The Natural Resources Conservation Agency (BKSDA) is encouraging animal lovers to support its efforts to save the kokokan (white heron) in its natural habitat in Petulu village, Gianyar. The village’s iconic bird is being threatened by degradation of its natural habitat caused by more and more trees being cut down. “The villagers preserve the kokokan because they consider them to be sacred. However, they have begun to cut down more trees to avoid accidents during the storms this rainy season,” said Gede Budiana, forest ecosystem controller at BKSDA Bali.
He said the agency had designed a conservation program to run until 2014, but had yet to start the program. “The last time we conducted mapping was in 2010. We need support from animal lovers in our conservation efforts,” he said, adding that the old problems still occurred, including dead birds being neglected on the streets, as well as the lack of a tree replanting program.

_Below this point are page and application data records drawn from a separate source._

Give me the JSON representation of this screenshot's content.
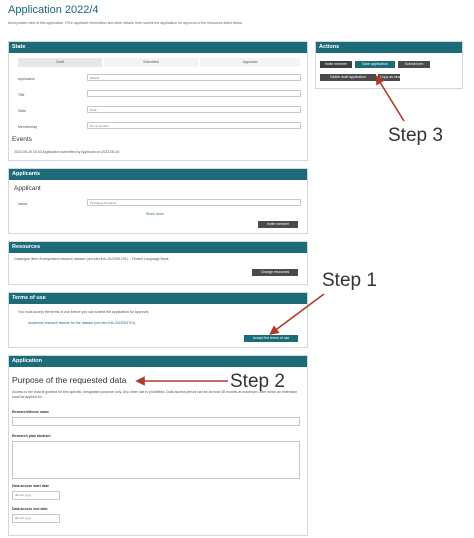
{
  "page": {
    "title": "Application 2022/4",
    "intro": "Anonymised view of this application. Fill in applicant information and other details, then submit the application for approval of the resources listed below."
  },
  "state": {
    "header": "State",
    "tabs": [
      "Draft",
      "Submitted",
      "Approved"
    ],
    "fields": [
      {
        "label": "Application",
        "value": "2022/4"
      },
      {
        "label": "Title",
        "value": ""
      },
      {
        "label": "State",
        "value": "Draft"
      },
      {
        "label": "Membership",
        "value": "Not a member"
      }
    ],
    "events_title": "Events",
    "event": "2022-05-20 15:40   Application submitted by Applicant on 2022-05-20"
  },
  "actions": {
    "header": "Actions",
    "buttons": [
      "Invite member",
      "Save application",
      "Submit form",
      "Delete draft application",
      "Copy as new"
    ]
  },
  "applicants": {
    "header": "Applicants",
    "subheader": "Applicant",
    "name_label": "Name",
    "name_value": "Firstname Surname",
    "show_more": "Show more",
    "add_member": "Invite member"
  },
  "resources": {
    "header": "Resources",
    "line": "Catalogue item: Anonymised research dataset (urn:nbn:fi:lb-2022051701) – Finnish Language Bank",
    "button": "Change resources"
  },
  "terms": {
    "header": "Terms of use",
    "line1": "You must accept the terms of use before you can submit the application for approval.",
    "line2": "Academic research license for the dataset (urn:nbn:fi:lb-2022051701)",
    "button": "Accept the terms of use"
  },
  "application": {
    "header": "Application",
    "section_title": "Purpose of the requested data",
    "description": "Access to the data is granted for this specific, designated purpose only. Any other use is prohibited. Data access period can be at most 48 months at maximum, after which an extension must be applied for.",
    "fields": [
      {
        "label": "Research/thesis name",
        "placeholder": ""
      },
      {
        "label": "Research plan abstract",
        "placeholder": ""
      },
      {
        "label": "Data access start date",
        "placeholder": "dd.mm.yyyy"
      },
      {
        "label": "Data access end date",
        "placeholder": "dd.mm.yyyy"
      }
    ]
  },
  "annotations": {
    "step1": "Step 1",
    "step2": "Step 2",
    "step3": "Step 3",
    "arrow_color": "#b33a2a"
  },
  "colors": {
    "accent": "#1b6b78",
    "button_dark": "#4a4a4a"
  }
}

Currently, the bird population in two locations, Petulu Gunung and Petulu Desa, has reached 10,000 birds.
Local people are enthusiastic to join the conservation efforts, but demand clear solutions to protect the bird and its habitat. “We hope there will be a community offering their support. The Bali Bird Park once planned to help take care of the sick birds but has not put the plan into action,” he said. The agency plans to conduct identification and make an inventory of habitat conditions, as well as the species and population, in addition to monitoring, tagging and saving baby birds. They will also train local people to participate.
Some local people said they had cut down many of the old bunut trees (a type of fig) to prevent them from falling on their houses in stormy weather, resulting in the birds losing their habitat. In addition, the birds are also finding it difficult to get food due to the shrinking rice fields, where they usually hunt for small animals. I Wayan Kecug, a resident who runs a small stall in the middle of a rice field, said that it needed a lot of effort from researchers and animal lovers to conserve the birds, saying many eggs failed to hatch due to unsuitable conditions.
Research published in the Indonesian Science and Technology Digital Library in 1993 stated that the presence of kokokan in Petulu was related to local social and historical factors. Most of the birds in the habitat (above 95 percent) were Bubulcus ibis, whiles the remainder consisted of several species, like Egretta garzetta, Ardeola speciosa and Nycticorax nycticorax. The research also suggested several factors that hampered population growth, including a degrading habitat and increasing human activity in Petulu village, located around four kilometers from Ubud.
The birds are believed to bring blessings to local people. In 1965, when village residents had just finished performing a ritual, thousands of the birds suddenly flocked to the trees along the village’s streets. Since then, the birds are considered sacred, and local people usually perform prayers at a monument established in the village’s temple to honor the birds. In 1991, Petulu Gunung was honored with the Kalpataru award, a prestigious Indonesian environmental award, by the late-former president Soeharto due to the conservation efforts. In addition to building the monument to honor the birds, residents also conduct special rituals once every six months in conjunction with Kuningan day.
source : bali daily